Electricity Market Update: Power Demand Hits Record Low
Recent data from the Australian Energy Market Operator (AEMO) has revealed a significant shift in the nation's energy market, with wholesale electricity demand falling to a record low.
This decline in demand, influenced by factors like milder winter weather conditions and a rise in renewable energy contributions, signals changes for the Australian energy sector. We take a look at the intricacies of these changing energy market conditions.
Decline in Wholesale Prices
According to the latest Quarterly Energy Dynamics report released by the Australian Energy Market Operator (AEMO), wholesale electricity prices have dropped significantly.
In fact, the report for Q3 2023 (1 July to 30 September 2023), shows that wholesale electricity prices averaged $63 per megawatt hour (MWh) in the quarter, down 41% from the June quarter ($108 per MWh) and down a huge 71% ($216 per MWh) from the same quarter last year.
By region, South Australia recorded the highest average quarterly price at $92 per MWh, followed by New South Wales ($81 per MWh), Queensland ($65 per MWh), Victoria ($49 per MWh) and Tasmania ($29 per MWh).
This contrasts with market conditions in 2022, which was marred by soaring coal and gas prices coupled with disruptions in coal-fired power supplies. The present trend indicates that there could be a return to mean prices across the majority of states.
Factors Leading to Reduced Demand
The reduced electricity demand is primarily due to a milder winter, and increased renewable energy sources within the power grid.
Milder Winter Season
Traditionally, colder months see a surge in electricity consumption due to heating needs. This year's warmer winter meant households and businesses required less energy for heating.
Surge in Renewables
Total electricity supply by fuel type saw renewables (wind, grid-scale and rooftop solar, hydro and other sources) contribute 38.9% of total supply-an increase of 4.6%. At the same time, black coal's share fell 3.4%, primarily due to the Liddell Power station closure, and gas fell 2.3%. Brown coal's market share increased 1%, mainly due to fewer unplanned outages.
Renewables also supplied a record 70% of total energy used over a half-hour period, with rooftop solar contributing 39%, again highlighting the likely benefit from coordinating rooftop solar and home batteries.
The past year has also seen an unprecedented increase in rooftop solar installations. The grid's rooftop solar power in September 2023 was 41% higher than the same month in the previous year, driven by favourable weather conditions and an accelerated pace of solar installations.
Potential renewable output hit a record 98.6%, which combines dispatched generation and available wind and solar farms that were bidding above the spot price and therefore not dispatched into the wholesale market.
Challenges in Some States
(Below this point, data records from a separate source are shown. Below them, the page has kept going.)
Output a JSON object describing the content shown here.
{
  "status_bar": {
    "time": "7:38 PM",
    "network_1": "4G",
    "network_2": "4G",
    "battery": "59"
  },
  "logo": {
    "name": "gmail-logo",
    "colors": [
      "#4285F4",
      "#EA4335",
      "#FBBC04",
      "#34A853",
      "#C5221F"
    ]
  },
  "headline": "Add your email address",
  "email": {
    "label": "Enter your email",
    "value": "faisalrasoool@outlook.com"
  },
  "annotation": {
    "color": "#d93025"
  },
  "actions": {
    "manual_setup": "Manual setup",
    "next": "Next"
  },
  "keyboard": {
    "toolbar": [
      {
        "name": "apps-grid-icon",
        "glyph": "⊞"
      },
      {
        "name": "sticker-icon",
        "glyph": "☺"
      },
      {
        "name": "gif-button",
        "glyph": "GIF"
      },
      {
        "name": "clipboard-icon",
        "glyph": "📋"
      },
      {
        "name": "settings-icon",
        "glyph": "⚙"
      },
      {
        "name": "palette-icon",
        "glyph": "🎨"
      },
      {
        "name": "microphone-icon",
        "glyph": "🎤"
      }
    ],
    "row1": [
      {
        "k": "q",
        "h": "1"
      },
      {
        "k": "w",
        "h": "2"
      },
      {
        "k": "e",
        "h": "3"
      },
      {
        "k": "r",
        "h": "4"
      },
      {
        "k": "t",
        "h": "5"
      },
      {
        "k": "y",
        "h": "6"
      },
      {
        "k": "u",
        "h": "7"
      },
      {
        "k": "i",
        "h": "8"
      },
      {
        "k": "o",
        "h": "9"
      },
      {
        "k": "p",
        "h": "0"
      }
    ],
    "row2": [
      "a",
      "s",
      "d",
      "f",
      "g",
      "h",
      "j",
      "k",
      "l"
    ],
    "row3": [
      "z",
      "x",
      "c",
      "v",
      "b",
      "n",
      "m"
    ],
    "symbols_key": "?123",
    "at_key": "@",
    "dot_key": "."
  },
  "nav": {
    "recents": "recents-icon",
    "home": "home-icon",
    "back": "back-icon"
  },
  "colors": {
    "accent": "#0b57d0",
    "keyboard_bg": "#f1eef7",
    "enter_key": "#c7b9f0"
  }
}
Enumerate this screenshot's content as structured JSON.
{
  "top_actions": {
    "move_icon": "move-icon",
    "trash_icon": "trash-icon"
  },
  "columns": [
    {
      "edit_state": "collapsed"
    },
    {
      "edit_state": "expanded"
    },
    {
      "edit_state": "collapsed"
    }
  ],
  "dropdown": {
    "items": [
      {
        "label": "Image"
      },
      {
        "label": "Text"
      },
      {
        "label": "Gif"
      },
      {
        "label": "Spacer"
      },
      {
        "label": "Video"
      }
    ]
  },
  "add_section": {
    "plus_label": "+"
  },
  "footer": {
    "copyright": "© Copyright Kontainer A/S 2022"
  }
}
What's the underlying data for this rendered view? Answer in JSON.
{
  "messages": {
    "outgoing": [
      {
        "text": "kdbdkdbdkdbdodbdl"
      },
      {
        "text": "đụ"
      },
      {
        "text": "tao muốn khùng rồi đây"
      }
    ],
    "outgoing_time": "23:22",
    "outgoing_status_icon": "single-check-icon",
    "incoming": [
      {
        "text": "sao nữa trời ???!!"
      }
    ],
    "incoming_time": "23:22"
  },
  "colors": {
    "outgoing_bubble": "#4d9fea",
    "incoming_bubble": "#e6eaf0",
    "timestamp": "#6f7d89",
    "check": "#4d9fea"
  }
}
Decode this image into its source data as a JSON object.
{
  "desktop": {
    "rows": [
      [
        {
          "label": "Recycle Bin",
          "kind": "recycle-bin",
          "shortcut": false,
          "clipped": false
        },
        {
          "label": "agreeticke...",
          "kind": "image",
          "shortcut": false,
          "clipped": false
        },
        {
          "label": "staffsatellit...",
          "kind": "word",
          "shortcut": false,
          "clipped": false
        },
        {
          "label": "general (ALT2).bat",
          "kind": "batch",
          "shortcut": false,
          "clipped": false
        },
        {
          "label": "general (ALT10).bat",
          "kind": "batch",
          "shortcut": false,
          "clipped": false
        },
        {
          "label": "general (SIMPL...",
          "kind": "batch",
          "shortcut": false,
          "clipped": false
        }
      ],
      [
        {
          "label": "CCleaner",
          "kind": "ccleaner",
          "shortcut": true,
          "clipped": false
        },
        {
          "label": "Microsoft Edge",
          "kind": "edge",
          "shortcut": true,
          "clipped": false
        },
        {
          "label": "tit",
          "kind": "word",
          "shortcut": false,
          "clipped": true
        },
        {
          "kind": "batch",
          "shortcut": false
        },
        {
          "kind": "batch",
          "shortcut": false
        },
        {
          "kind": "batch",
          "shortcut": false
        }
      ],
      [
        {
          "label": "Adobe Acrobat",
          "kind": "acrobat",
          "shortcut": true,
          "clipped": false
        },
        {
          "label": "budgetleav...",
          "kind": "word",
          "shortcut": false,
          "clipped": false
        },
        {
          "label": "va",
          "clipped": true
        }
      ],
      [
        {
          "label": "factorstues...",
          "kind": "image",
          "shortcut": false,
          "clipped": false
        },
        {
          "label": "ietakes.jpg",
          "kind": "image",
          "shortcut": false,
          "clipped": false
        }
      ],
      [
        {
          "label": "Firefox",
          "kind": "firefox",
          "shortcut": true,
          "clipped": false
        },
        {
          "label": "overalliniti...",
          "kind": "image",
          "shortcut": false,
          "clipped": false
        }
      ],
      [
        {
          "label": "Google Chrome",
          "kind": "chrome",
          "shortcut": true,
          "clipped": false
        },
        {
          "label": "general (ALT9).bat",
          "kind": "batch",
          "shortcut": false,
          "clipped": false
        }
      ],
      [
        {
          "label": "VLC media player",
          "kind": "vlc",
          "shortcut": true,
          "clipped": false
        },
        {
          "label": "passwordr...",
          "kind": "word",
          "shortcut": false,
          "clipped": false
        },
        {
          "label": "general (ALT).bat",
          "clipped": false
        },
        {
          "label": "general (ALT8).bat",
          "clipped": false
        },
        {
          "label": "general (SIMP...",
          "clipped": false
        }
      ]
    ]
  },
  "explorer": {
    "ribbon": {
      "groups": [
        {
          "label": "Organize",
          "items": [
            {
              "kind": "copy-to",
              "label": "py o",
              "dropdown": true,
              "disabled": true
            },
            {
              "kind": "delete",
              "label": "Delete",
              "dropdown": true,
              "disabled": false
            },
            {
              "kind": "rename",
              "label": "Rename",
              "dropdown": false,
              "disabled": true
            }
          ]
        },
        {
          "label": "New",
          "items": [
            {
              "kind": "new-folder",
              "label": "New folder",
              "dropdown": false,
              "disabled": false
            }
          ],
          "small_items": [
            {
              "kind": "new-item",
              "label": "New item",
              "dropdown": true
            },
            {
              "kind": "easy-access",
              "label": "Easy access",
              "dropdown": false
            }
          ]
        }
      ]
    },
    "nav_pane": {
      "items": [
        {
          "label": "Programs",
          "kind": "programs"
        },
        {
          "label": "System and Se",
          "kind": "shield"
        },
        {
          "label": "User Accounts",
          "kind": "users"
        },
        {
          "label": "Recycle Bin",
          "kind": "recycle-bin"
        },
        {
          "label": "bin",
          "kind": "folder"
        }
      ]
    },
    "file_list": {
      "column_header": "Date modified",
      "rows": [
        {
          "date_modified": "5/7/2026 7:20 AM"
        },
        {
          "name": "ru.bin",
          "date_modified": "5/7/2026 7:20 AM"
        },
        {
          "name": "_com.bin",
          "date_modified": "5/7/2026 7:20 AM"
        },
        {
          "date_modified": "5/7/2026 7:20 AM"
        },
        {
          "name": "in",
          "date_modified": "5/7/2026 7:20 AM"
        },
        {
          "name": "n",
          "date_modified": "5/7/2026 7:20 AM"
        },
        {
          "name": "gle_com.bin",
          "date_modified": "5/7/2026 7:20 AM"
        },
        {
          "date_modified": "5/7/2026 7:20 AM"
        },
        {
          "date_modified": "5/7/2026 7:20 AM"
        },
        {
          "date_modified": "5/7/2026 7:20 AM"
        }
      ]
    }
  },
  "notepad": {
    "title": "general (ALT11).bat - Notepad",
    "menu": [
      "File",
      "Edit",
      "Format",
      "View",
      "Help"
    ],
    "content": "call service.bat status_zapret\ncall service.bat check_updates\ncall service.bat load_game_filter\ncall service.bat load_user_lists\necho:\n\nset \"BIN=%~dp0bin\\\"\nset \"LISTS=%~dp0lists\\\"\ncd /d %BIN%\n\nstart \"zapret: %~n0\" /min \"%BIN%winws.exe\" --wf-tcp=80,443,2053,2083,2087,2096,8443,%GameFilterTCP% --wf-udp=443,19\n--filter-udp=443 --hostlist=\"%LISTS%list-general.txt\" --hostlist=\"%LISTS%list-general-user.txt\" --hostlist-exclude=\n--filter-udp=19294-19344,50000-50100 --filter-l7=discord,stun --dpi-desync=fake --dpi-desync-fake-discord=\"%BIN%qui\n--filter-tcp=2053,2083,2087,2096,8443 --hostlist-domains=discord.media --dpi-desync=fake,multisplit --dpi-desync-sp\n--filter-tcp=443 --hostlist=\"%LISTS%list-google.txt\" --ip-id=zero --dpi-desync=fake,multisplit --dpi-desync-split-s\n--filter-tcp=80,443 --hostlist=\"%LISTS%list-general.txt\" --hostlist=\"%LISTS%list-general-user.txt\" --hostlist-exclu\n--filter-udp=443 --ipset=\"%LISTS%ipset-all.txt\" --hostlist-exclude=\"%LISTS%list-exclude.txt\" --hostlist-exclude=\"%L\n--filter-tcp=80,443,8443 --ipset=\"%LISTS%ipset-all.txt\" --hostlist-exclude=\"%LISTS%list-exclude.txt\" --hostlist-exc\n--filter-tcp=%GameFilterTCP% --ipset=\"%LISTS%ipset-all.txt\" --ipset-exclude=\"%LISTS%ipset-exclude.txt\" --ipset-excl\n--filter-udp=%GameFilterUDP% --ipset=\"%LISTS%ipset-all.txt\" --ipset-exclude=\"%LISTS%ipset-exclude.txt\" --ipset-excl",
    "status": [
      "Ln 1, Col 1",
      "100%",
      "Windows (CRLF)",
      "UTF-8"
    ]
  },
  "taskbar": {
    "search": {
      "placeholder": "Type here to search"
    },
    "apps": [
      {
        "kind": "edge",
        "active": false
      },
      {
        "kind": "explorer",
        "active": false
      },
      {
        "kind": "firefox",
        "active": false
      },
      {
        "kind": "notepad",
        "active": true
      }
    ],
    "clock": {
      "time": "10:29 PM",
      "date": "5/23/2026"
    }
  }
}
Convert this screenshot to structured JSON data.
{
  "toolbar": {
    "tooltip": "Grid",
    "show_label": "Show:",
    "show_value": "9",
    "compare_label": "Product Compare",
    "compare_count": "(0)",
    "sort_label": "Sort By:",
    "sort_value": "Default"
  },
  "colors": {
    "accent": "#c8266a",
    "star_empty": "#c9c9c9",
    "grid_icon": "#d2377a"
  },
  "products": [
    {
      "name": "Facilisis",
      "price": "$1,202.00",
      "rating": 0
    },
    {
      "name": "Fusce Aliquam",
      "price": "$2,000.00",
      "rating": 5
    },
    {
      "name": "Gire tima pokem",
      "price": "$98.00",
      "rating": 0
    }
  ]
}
Despite all this, there were still challenges in some states. For example, South Australia was impacted by a number of outages on the main interconnector to Victoria. These outages were caused by extensive network shut-downs due to maintenance and upgrades. This meant that the electricity grid in South Australia had to use more gas generation, which left it more susceptible to high price bidding from the state's gas generators.
Retail Prices: A Forward Look
While the decline in wholesale prices is a positive indicator, it's important to note that this may not immediately translate to reduced household electricity bills. There are a lot of factors that impact the of retail energy pricing. In addition, retail energy pricing is often pre-set far in advance. This means that consumers might have some time to wait to see wholesale price reductions reflected in their bills.
Future Considerations and Cautions
While the current state of the energy market brings optimism, commentators like the Australian Energy Regulator have voiced concerns. They've acknowledged the benefits of integrating affordable renewable sources like solar and wind power into the grid. However, they've also highlighted that the pace of this transition needs acceleration. The upcoming summer season is projected to be warmer, posing potential challenges, particularly when considering the vulnerabilities observed in South Australia.
The influence of renewables on Australia's electricity grid and the cost of electricity has been profound. The overarching message is clear: a transition to renewables is imperative for both a reduction in the cost of power, and Australia's sustainable energy future.